Why it Matters: With Fall semesters underway throughout the country, students within the sporting community will be looking to fields and forests for needed relief and downtime from their studies. On top of financial considerations for books, supplies, and semester credits, non-resident students may have to factor in out-of-state license fees in order to participate in their fall pursuits. With 32states in the country having implemented policies allowing non-resident college students to purchase hunting and/ or angling licenses at resident prices, that still leaves 18 states with out-of-state students who will have to pay non-resident fees to the states which they spend much of their time and physically live in.

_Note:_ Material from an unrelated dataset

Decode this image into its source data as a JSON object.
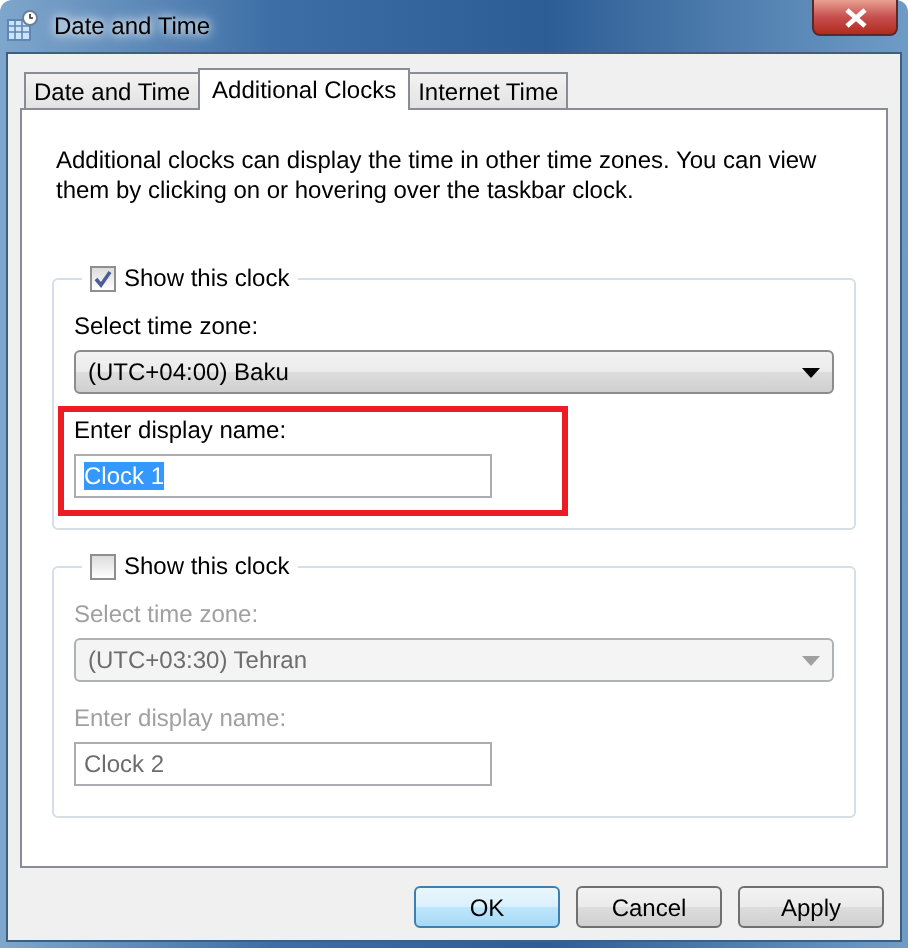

- Unlike out-of-state hunters, college students spend much of their time and money within the state they attend school. The rationale for higher license fees does not apply to the same degree as it does to non-resident hunters.
- 32 states have implemented legislation allowing non-resident college students to purchase hunting and/ or angling licenses at resident fees with three states passing legislation in 2023 through CSF’s work with our caucus leadership in MD, OH, and UT.
- In 2023, Maryland Governor Moore signed SB327/HB983 into law. This legislation allows college students to purchase a resident hunting license so long as they provide proof of enrollment in a college or university within the state.
- Additionally in 2023, with the passage of HB 33, Ohio allows full-time non-resident students, who are attending an accredited college or university in Ohio, to purchase a resident hunting license.
- In Utah, among many other things, the passage of HB 30 reclassifies full time non-resident college students as “residents” for the purpose of buying resident rate hunting and fishing licenses.
- The following states allow a form of the license; AL, AR, CO, GA, IA, KS, KY, LA, ME, MD, MI, MS, MO, MT, NH, NY, MC, ND, NV, NM, OH, SC, SD, TN, UT, VT, VA, WV, WI, and WY.
In the Recruiting, Retaining, and Reactivating (R3) space, the undergrad aged demo has been identified as the age group when we see a loss in continuance in the hunting sports. Once students leave their support systems, they’ve had for the first 18 years or so of their lives, suddenly full-time students with part-time employment check out of hunting due to lack of financial resources. In an effort to ensure the sporting community has generational continuity, and to best serve R3 efforts across the country, legislators should consider supporting legislation that encourages the continued participation of college students in our traditional sportsmen’s pursuits. States that have not yet enacted policy allowing out-of-state college student hunting/ angling licenses can support our young sportsmen and women with resident priced licenses for their non-resident students. The sporting community stands a chance to retain these hunters for many years to come with college student hunting and angling licenses.
College student hunting/ angling license legislation has long been a policy focal area at CSF and continues to be as we work with our caucuses in the remaining 18 states lacking such policy. Going back nearly a decade in 2014, New Hampshire approved a college student license through the passage of HB 1290 , sponsored by New Hampshire Legislative Sportsmen’s Caucus Member Representative Benjamin Lefebvre. In 2015, Maine adopted a college student hunting, angling, trapping license, when LD 256, sponsored by Maine Legislative Sportsmen’s Caucus Member Senator Paul Davis, became law.
As we look to future opportunities, it is important to remember that without college student licenses and other related programs, we risk losing future generations of hunters and anglers. Legislators should consider exploring supporting legislation that facilitates the continued participation of college students in our time-honored sportsmen’s activities.